Controversy over the word arose again a year later when organizers of the first Northwest Territories Pride Festival used the word queer and some gay men opted to boycott the festivities as a result.

Yellowknifers have since warmed to the word, Garbutt believes.

Yves Lafontaine, editor-in-chief of Montreal’s French-language gay magazine Fugues, says the word queer scarcely makes an appearance in that city’s culture. Rather than a switch from gay and lesbian to queer, he says, he’s seeing a switch from gay and lesbian to LGBTQ.

“And for the francophone part, queer has no resonance,” adds Lafontaine, who identifies as a gay man.

There was a youth group that briefly attempted to get the word “allosexual” to catch on, he notes, but Lafontaine says people were more inclined to make fun of the new term than use it to describe themselves.

Lafontaine also points to a poorly received tourism campaign a year and a half ago aimed at bringing visitors to “Queer Montreal.” The word has been scrapped from further marketing strategies, he says.

In Toronto, Fab magazine’s last readership survey, in 2010, found that only 19 percent of respondents use the word queer to identify themselves; most prefer gay. Though the magazine (owned by Xtra publisher Pink Triangle Press) ceased publication last year, its readership was primarily gay men in the Toronto area.

Marie Jolie Rwigema has been living in Toronto and calling herself queer for more than a decade. In a city the size of Toronto, she says, the LGBT community is split into smaller scenes, each with its own set of values and language to describe itself.

“You can go to a party which is all black, you can go to a party that’s all South Asian, you can go to a party that are all trans, and each of them will use their own language to describe themselves,” she says. “It’s not simple.”

Rwigema says she identifies strongly with the word queer for its history as an oppositional and anti-oppressive identity, as does most of her community of 20- and 30-something artists and activists of colour. She thinks the communities in Toronto that refer to themselves predominantly as gay and lesbian tend to be predominantly white.

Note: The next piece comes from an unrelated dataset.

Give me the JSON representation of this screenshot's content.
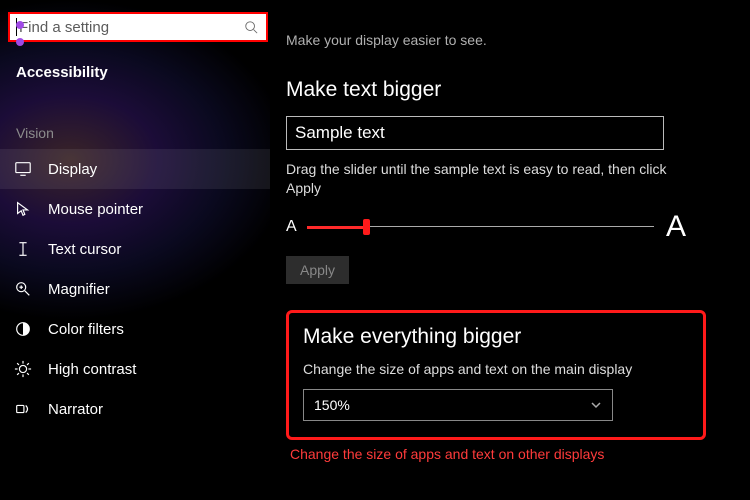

“Queer people of colour, queer or trans or genderqueer — nobody is using the words gay and lesbian at all,” she says. “They’re all indicators of lines of division, distinction around gender identity and racial and ethno-cultural identity.”

Victoria Schwarz grew up in cottage country outside Toronto and believes the word queer is a strong and unifying descriptor for a large and diverse group of people. But the word lesbian, she says, allows her to carve out a space under that umbrella that better reflects her femininity.

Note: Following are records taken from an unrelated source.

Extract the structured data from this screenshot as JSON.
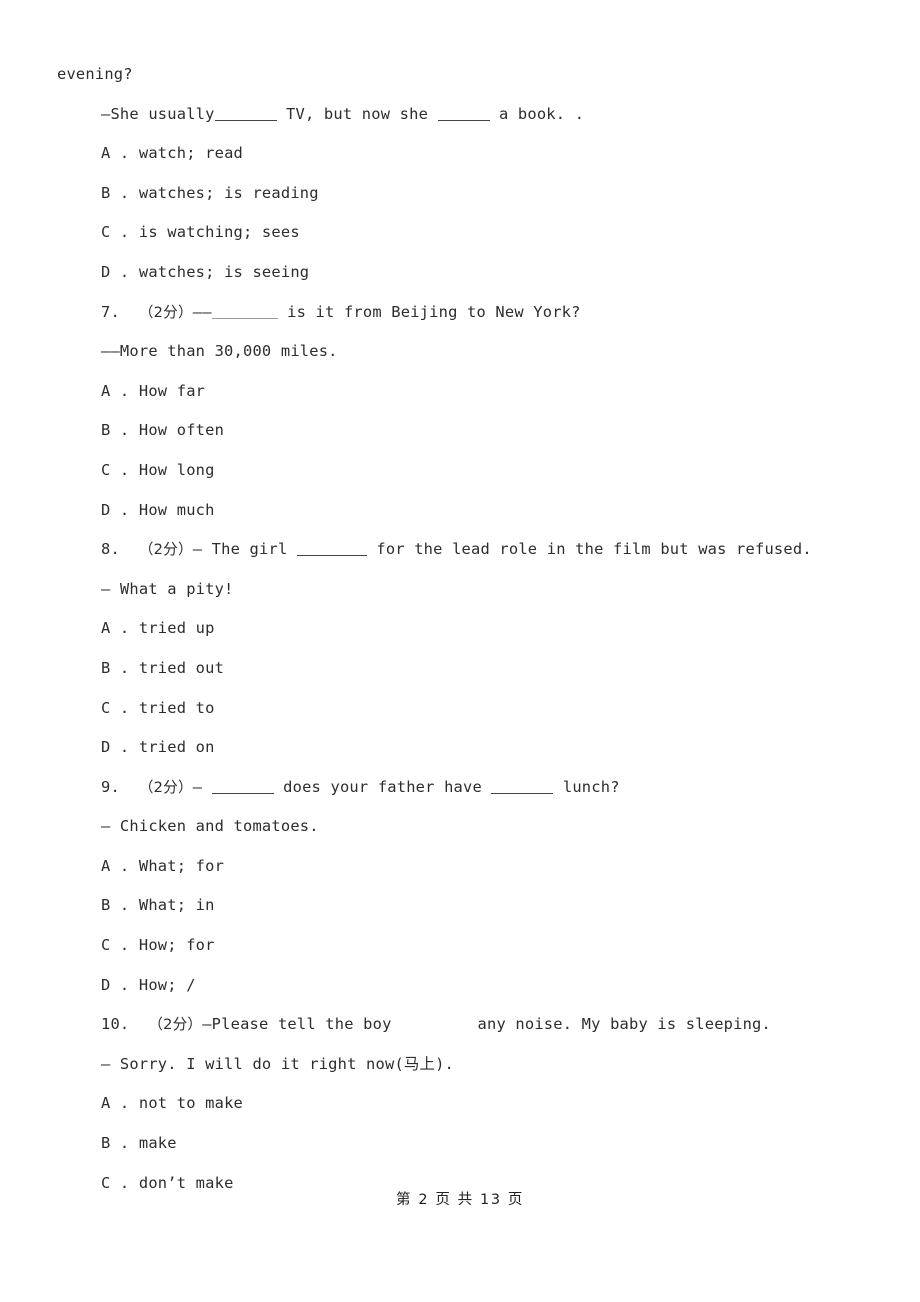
{
  "document": {
    "type": "exam-paper",
    "page_label": "第 2 页 共 13 页",
    "page_number": 2,
    "total_pages": 13,
    "text_color": "#2d2d2d",
    "background_color": "#ffffff"
  },
  "carryover": {
    "stem_tail": "evening?",
    "answer_line_pre": "—She usually",
    "answer_line_mid": " TV, but now she ",
    "answer_line_post": " a book. ."
  },
  "questions": [
    {
      "number": "",
      "score": "",
      "options": [
        {
          "letter": "A",
          "sep": " . ",
          "text": "watch; read"
        },
        {
          "letter": "B",
          "sep": " . ",
          "text": "watches; is reading"
        },
        {
          "letter": "C",
          "sep": " . ",
          "text": "is watching; sees"
        },
        {
          "letter": "D",
          "sep": " . ",
          "text": "watches; is seeing"
        }
      ]
    },
    {
      "number": "7.",
      "score": "（2分）",
      "stem_pre": "——",
      "stem_post": " is it from Beijing to New York?",
      "answer_line": "——More than 30,000 miles.",
      "options": [
        {
          "letter": "A",
          "sep": " . ",
          "text": "How far"
        },
        {
          "letter": "B",
          "sep": " . ",
          "text": "How often"
        },
        {
          "letter": "C",
          "sep": " . ",
          "text": "How long"
        },
        {
          "letter": "D",
          "sep": " . ",
          "text": "How much"
        }
      ]
    },
    {
      "number": "8.",
      "score": "（2分）",
      "stem_pre": "— The girl ",
      "stem_post": " for the lead role in the film but was refused.",
      "answer_line": "— What a pity!",
      "options": [
        {
          "letter": "A",
          "sep": " . ",
          "text": "tried up"
        },
        {
          "letter": "B",
          "sep": " . ",
          "text": "tried out"
        },
        {
          "letter": "C",
          "sep": " . ",
          "text": "tried to"
        },
        {
          "letter": "D",
          "sep": " . ",
          "text": "tried on"
        }
      ]
    },
    {
      "number": "9.",
      "score": "（2分）",
      "stem_pre": "— ",
      "stem_mid": " does your father have ",
      "stem_post": " lunch?",
      "answer_line": "— Chicken and tomatoes.",
      "options": [
        {
          "letter": "A",
          "sep": " . ",
          "text": "What; for"
        },
        {
          "letter": "B",
          "sep": " . ",
          "text": "What; in"
        },
        {
          "letter": "C",
          "sep": " . ",
          "text": "How; for"
        },
        {
          "letter": "D",
          "sep": " . ",
          "text": "How; /"
        }
      ]
    },
    {
      "number": "10.",
      "score": "（2分）",
      "stem_pre": "—Please tell the boy",
      "stem_post": "any noise. My baby is sleeping.",
      "answer_line": "— Sorry. I will do it right now(马上).",
      "options": [
        {
          "letter": "A",
          "sep": " . ",
          "text": "not to make"
        },
        {
          "letter": "B",
          "sep": " . ",
          "text": "make"
        },
        {
          "letter": "C",
          "sep": " . ",
          "text": "don’t make"
        }
      ]
    }
  ]
}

“Even just identifying as a lesbian is a bit more pinpointed, a big more feminine and woman-centric,” she says. But she prefers to go one step further, most often identifying as a femme lesbian.

Given her feminine appearance, she says, she often feels invisible, even among other queer people.

“We’re assumed straight until proven elsewise,” she says. “Even in the gay community it’s little bit like that, and I think that’s one of the reasons I call myself a feminine lesbian because it’s an important part of my identity. I’m not just a lesbian. I’m a feminine lesbian.”